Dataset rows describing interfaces

Segment Open

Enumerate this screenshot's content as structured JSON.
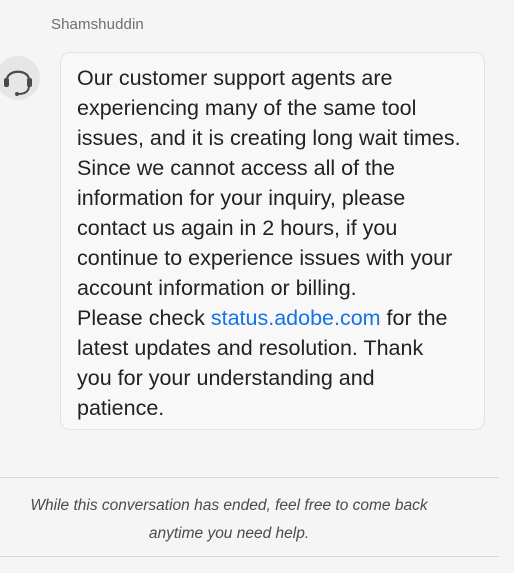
{
  "message": {
    "agent_name": "Shamshuddin",
    "avatar_icon": "headset-agent-icon",
    "lines": [
      "Our customer support agents are",
      "experiencing many of the same tool",
      "issues, and it is creating long wait times.",
      "Since we cannot access all of the",
      "information for your inquiry, please",
      "contact us again in 2 hours, if you",
      "continue to experience issues with your",
      "account information or billing."
    ],
    "check_prefix": "Please check ",
    "link_text": "status.adobe.com",
    "check_suffix": " for the",
    "tail_lines": [
      "latest updates and resolution.  Thank",
      "you for your understanding and",
      "patience."
    ]
  },
  "footer": {
    "ended_line1": "While this conversation has ended, feel free to come back",
    "ended_line2": "anytime you need help."
  },
  "colors": {
    "link": "#1473e6",
    "background": "#f5f5f5",
    "bubble": "#f8f8f8"
  }
}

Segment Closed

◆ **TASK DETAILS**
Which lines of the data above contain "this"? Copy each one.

◆ **FINISHED EXERCISE**
Enumerate this screenshot's content as structured JSON.
    "ended_line1": "While this conversation has ended, feel free to come back",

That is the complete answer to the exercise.